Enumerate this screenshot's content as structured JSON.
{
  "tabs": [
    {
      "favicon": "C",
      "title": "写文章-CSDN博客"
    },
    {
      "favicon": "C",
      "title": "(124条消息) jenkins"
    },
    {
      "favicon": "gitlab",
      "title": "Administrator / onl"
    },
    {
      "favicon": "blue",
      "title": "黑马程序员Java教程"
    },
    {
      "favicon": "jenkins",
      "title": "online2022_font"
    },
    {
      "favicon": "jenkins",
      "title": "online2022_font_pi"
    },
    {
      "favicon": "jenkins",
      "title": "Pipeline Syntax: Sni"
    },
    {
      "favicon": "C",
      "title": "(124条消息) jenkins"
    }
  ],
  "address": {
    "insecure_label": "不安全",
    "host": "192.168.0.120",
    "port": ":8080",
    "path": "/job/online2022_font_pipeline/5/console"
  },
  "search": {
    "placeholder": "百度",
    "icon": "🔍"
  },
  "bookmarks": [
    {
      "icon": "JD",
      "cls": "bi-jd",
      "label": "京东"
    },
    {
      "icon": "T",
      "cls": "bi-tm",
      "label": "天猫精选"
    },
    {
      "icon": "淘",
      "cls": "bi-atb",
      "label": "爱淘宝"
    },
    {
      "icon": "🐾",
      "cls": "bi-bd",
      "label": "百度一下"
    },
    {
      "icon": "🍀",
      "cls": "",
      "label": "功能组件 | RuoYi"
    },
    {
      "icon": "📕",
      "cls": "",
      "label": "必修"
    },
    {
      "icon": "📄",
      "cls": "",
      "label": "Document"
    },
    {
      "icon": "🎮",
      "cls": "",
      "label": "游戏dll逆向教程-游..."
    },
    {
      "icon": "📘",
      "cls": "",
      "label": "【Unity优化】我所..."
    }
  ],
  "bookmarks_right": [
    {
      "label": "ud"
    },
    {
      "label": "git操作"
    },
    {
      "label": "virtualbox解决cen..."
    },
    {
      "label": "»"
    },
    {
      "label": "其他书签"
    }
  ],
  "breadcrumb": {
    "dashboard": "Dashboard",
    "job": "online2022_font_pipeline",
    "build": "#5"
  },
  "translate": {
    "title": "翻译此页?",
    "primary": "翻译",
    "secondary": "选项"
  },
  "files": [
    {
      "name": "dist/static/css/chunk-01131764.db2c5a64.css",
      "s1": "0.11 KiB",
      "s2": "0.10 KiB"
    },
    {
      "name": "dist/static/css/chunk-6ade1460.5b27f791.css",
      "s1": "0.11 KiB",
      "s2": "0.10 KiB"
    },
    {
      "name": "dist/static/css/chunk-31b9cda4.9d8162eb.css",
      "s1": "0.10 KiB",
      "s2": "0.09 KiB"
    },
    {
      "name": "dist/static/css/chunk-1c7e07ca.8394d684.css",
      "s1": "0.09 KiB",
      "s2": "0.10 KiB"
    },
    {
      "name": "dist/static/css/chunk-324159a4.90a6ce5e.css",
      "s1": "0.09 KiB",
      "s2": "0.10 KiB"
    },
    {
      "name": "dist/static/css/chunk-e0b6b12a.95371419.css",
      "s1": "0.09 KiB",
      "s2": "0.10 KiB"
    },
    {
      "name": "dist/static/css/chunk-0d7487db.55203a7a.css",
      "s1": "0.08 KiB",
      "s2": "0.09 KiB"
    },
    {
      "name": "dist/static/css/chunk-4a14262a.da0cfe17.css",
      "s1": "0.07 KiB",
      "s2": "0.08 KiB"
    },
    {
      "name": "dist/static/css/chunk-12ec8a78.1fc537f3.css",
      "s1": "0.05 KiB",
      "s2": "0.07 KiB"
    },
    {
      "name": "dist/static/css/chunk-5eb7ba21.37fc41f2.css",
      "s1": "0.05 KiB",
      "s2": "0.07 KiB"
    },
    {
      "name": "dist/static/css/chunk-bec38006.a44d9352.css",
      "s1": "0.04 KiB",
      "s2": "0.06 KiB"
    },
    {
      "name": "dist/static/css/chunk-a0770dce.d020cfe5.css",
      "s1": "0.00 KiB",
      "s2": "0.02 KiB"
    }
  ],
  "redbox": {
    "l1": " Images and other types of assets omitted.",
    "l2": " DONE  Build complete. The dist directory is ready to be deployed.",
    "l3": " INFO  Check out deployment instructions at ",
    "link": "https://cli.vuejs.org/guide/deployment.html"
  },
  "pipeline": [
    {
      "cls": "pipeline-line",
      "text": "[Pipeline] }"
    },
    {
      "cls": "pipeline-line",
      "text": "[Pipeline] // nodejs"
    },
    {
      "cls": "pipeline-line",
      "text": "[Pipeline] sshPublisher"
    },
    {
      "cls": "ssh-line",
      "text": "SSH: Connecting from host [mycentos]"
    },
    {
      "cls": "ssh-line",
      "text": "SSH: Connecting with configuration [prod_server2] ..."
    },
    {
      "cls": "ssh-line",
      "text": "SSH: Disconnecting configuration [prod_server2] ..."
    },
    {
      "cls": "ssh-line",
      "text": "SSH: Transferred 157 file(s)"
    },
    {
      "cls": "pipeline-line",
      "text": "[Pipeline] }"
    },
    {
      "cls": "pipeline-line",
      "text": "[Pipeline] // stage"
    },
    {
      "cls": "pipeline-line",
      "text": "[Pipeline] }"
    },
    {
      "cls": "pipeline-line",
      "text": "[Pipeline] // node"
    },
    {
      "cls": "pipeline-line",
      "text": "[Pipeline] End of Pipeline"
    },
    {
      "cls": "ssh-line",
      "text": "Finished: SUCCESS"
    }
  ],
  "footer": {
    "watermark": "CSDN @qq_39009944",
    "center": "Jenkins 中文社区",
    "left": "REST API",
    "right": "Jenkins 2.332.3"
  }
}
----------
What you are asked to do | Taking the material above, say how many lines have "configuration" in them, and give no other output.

Response area | 2